The learning curve for sewing can seem steep at times, especially when you're just getting started. There's so much to know, so many tips and tricks and variations, that it can feel overwhelming. But by breaking it down and mastering skills as you go, you can take your sewing from basic to professional. Here's how to get started!
Take a Class
You don't need to graduate from fashion design school, but don't underestimate the value of a class or two. Even private lessons from an experienced seamstress in your area can have a huge impact on your sewing ability. This is especially true if you work on clothing, because fitting tips and tricks are quite difficult to learn from a tutorial or reference book.
When selecting a class, choose something that's at the appropriate level for your current skills—you want a challenge, but not something that's going to be too frustrating. Check with local colleges to see if they offer classes you can observe, or sewing stores that offer instruction of their own. In a pinch, you can try online classes, though, whenever possible, try to be in the same room as your instructors.
- Learn from the Pros
You'd be shocked by how much you can learn by taking apart well-made garments, or even just looking at how they're made. The next time you go clothes shopping, look for the little details that make for a professional finish, like types of linings, placement of boning, interfacing, and padding, and decorative finishes. Take a look at the clothes in your closet that fit you best and work out what makes them so flattering. Just be sure that you're modeling your own work on high-quality garments!
- Use Quality Equipment
While highly skilled sewists can get good results from mediocre equipment, it does make trying to learn and improve your skills that much harder. If you're serious about taking your sewing to the next level, you need to invest in equipment that matches. You don't need the fanciest or most expensive machines on the market, but you do need sturdy, reliable equipment that will give you consistent results.
- Sew for Someone Else
It's one thing to be able to whip up a blouse or skirt that fits you perfectly whenever you want, but you're limiting yourself if you don't learn to sew for different body types and aesthetic tastes. Start with friends and family—people who are willing to be patient as you learn. Practice fitting clothes for a whole range of shapes and sizes, and learn to identify what your customers find most flattering so you can create clothes that wow.
Finish Your Edges
This tip seems basic, but it's one of the major hallmarks that sets professional sewing apart. Finishing all the edges of your projects, even those that aren't immediately visible, gives an immediately noticeable polish to the finished piece. It also helps to limit wear and tear, since there aren't any loose edges that can fray.
Know Your Fabrics
A huge part of being a skilled sewist is knowing how different fabrics behave and how to manipulate those natural properties. Spend some quality time at a fabric store, the bigger the better, and learn what different materials look and feel like. Learn the difference between expensive material and cheap stuff better suited to making practices projects. Experiment by making up the same project with different material and see how the different fabrics affect the final look, as well as the changes you need to make to your equipment settings to sew it properly.
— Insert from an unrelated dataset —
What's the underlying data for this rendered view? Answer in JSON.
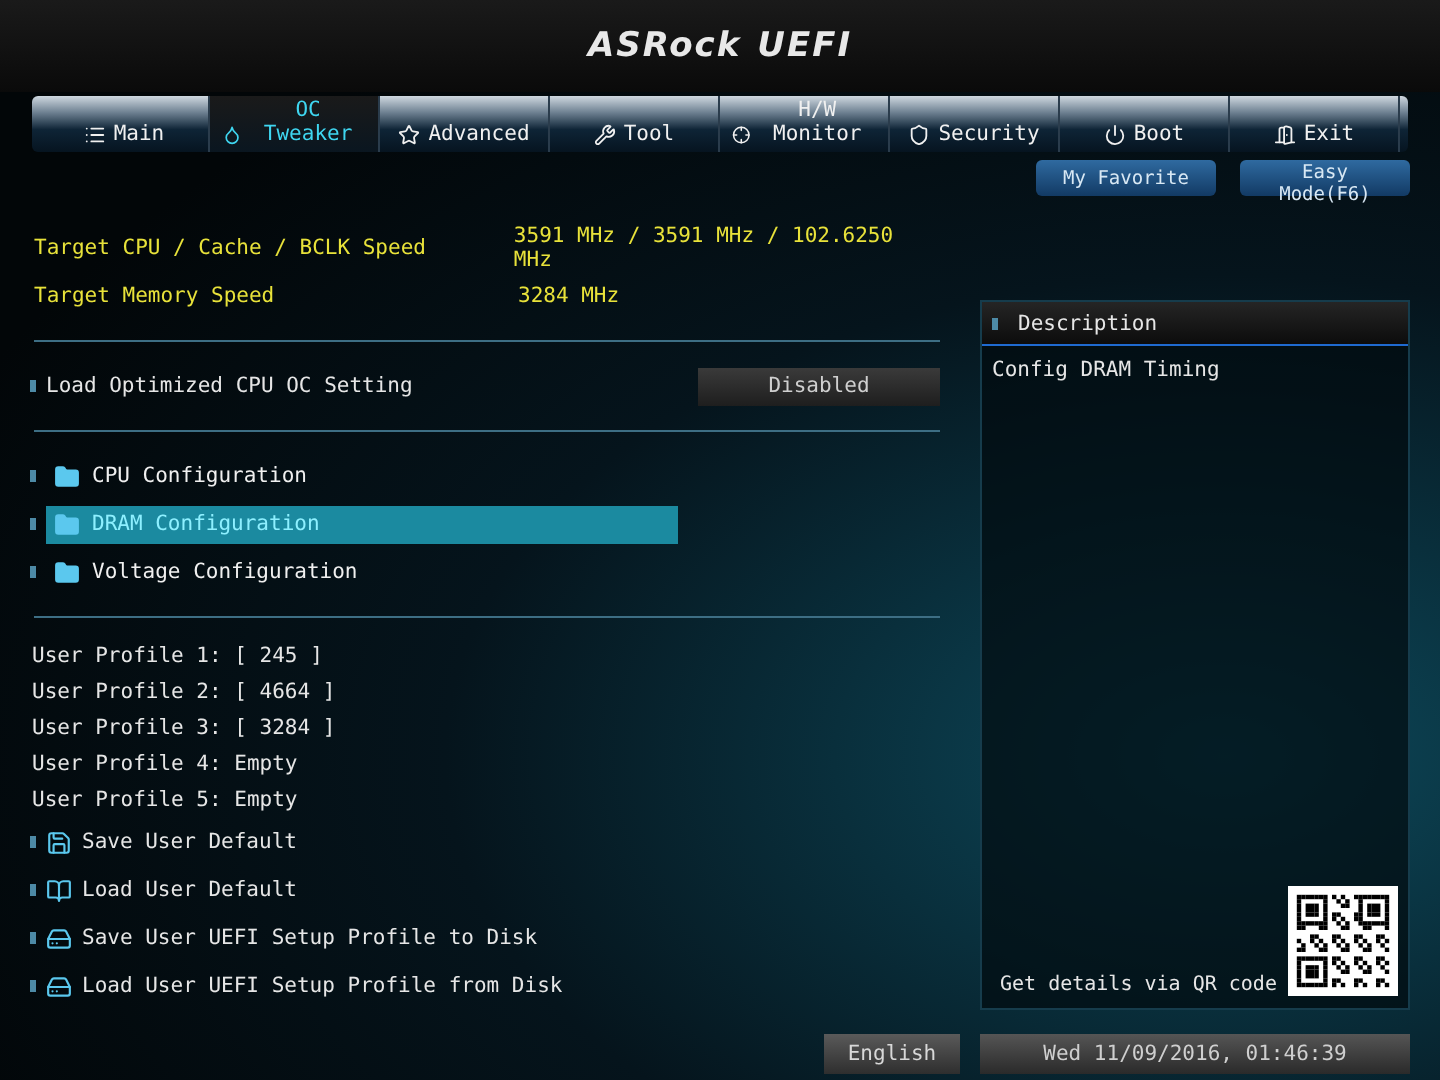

- Talk the Talk
It's tough to ask for help if you're not sure what you need. Learn the different parts of a garment, and how they go together. Learn to read sewing patterns, and, more importantly, to understand them. Brush up on all the sewing terms you can find. It will make it easier when you're studying on your own, or in classes, and allow you to understand the process more fully. Plus, it's can be a bit of an ego boost when you can at least talk like a couture sewist, even if your skills haven't quite caught up yet.
- Learn to Sew by Hand
Wait a minute. Didn't we just say to go splurge on some good equipment? Well, yes, you'll definitely need that, but never underestimate the power of a few well-placed hand stitches. There's a reason couture fashion is almost entirely hand made. You can't beat the finesse and control, and it really gives you a fantastic appreciation for accuracy (and speed!) once you switch back to your machine. Learn all the basic hand sewing stitches, plus a few decorative ones for embellishment, just in case.
- Dedicate the Time
How fast do you learn when you're distracted? If you're serious about sewing, make sure that you set aside time to work when you're focused on what you're doing. Sewing while your attention is divided leads to mistakes and frustration, and it can be hard to tell what's an issue with your skills that needs to be addressed and what was simply a mistake.
- Practice, Practice, Practice
It's not the most fun, or the most glamorous, but it's definitely the best way to improve your skills. Sew a lot. Sew different things. Sew the same things, but in different ways. Experiment. Make mistakes. Try again. Keep notes as you go to help you remember the lessons from all those...er...teachable moments, when everything seems to go completely wrong for no apparent reason. All you have to do is stick with it and keep trying, and before long, you'll be sewing like a pro!